YouTube Stops Pretending It's TV, Turns to Home-Grown Talent
Google took YouTube back to its roots in its pitch to media buyers and advertisers Wednesday night. Instead of making announcements about new channels or a major investment, YouTube used its "Brandcast" as an opportunity to show off homegrown talent and laud viral videos like the Harlem Shake.
The event -- part of the NewFronts, where purveyors of digital video and other content are pitching ad buyers on their programming, much as TV networks promote their fall lineups at the upfronts -- stood in stark contrast to last year's YouTube presentation. A year ago the company announced its commitment to spend $200 million to promote original channels and featured a performance from Jay-Z and appearances by Flo Rider and Pharrell Williams.
The "stars" in attendance this year -- including Felicia Day, actress and producer of the channel Geek & Sundry; Lindsey Stirling, who was booted from "America's Got Talent" and went on to create the Lindseystomp channel; Kid President; and rapper Macklemore -- were likely unknown to ad buyers. The biggest performer in attendance was Snoop Lion (nee Snoop Dogg).
YouTube doesn't seem to have a problem with that, as it spent the entire presentation focusing on its reach among 18-to-34 year-olds, or what it calls Generation C.
This generation focuses on "creation, curation, connection and community," Google Executive Chairman Eric Schmidt said. And according to Nielsen, YouTube reaches more viewers in this demo than any single cable network.
The company boasted 1 of having billion unique monthly viewers and said people spent 50% more time watching YouTube in 2012 than the year before.
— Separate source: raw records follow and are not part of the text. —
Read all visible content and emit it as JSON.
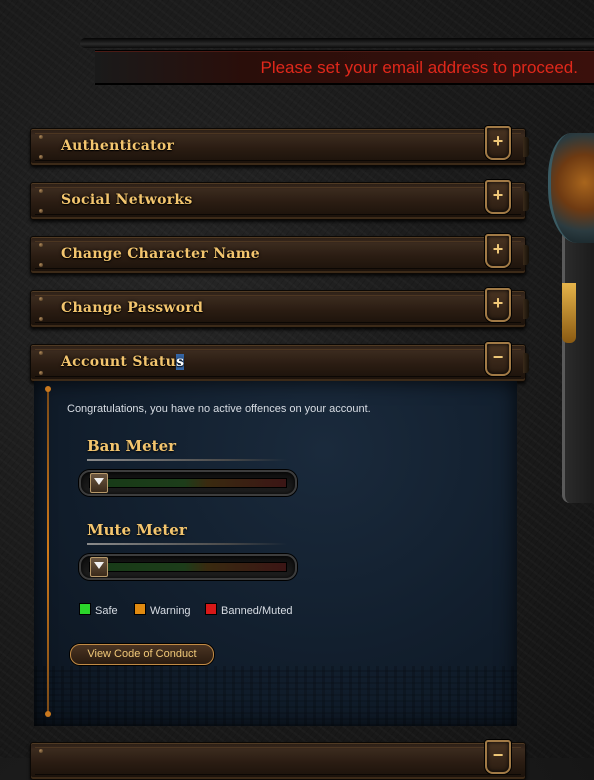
{
  "notice": {
    "text": "Please set your email address to proceed."
  },
  "accordion": {
    "items": [
      {
        "label": "Authenticator",
        "toggle": "+"
      },
      {
        "label": "Social Networks",
        "toggle": "+"
      },
      {
        "label": "Change Character Name",
        "toggle": "+"
      },
      {
        "label": "Change Password",
        "toggle": "+"
      },
      {
        "label_main": "Account Statu",
        "label_caret": "s",
        "toggle": "−"
      }
    ],
    "next_toggle": "−"
  },
  "account_status": {
    "message": "Congratulations, you have no active offences on your account.",
    "ban_meter": {
      "title": "Ban Meter",
      "level": 0.0
    },
    "mute_meter": {
      "title": "Mute Meter",
      "level": 0.0
    },
    "legend": [
      {
        "label": "Safe",
        "color": "#2bd52b"
      },
      {
        "label": "Warning",
        "color": "#e08a10"
      },
      {
        "label": "Banned/Muted",
        "color": "#d81818"
      }
    ],
    "conduct_button": "View Code of Conduct"
  },
  "colors": {
    "accent_gold": "#f3c56e",
    "notice_red": "#e0281b",
    "panel_blue": "#121f2e"
  }
}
And Mr. Schmidt expects that number to get larger as the proliferation of mobile devices grows.
This shift in its presentation is in-line with how YouTube plans to handle advertising negotiations. After its ad packages were described as "aggressive" last year, YouTube is lowering the minimum size of the buy it requires to lure a broader range of advertisers to shift money out of TV.
"I thought that YouTube was like TV, but it isn't," said Robert Kyncl, global head of content. "TV is one-way. YouTube talks back. TV skews older; YouTube attracts Gen C....A view on YouTube is worth more than an impression on TV."
While YouTube talked big numbers, its announcements were limited.
Ahead of the presentation, DreamWorks Animation announced the acquisition of Awesomeness TV, a YouTube channel dedicated to teens. DreamWorks CEO Jeffrey Katzenberg said they will look for ways to incorporate DreamWorks franchises into the channel.
Awesomeness TV also unveiled a new scripted drama, "Side Effect" and "How to be a YouTube Star," which will give fans the opportunity to star in their own video.
The channel has launched 20 shows over eight months. "You might ask wouldn't it make sense to do three or four shows and see what sticks?" said Awesomeness TV CEO Brian Robbins. "No. Us adults, we eat meals; kids, they snack and they snack a lot. I have a handful of marquee shows I keep on my radar; teens have the appetite and time to watch ton of content."
YouTube also unveiled Brand ID, a listening tool designed for the platform that allows brands to track beyond their own subscriber numbers to measure fan creative and listen to the conversations surrounding the brand taking place on YouTube.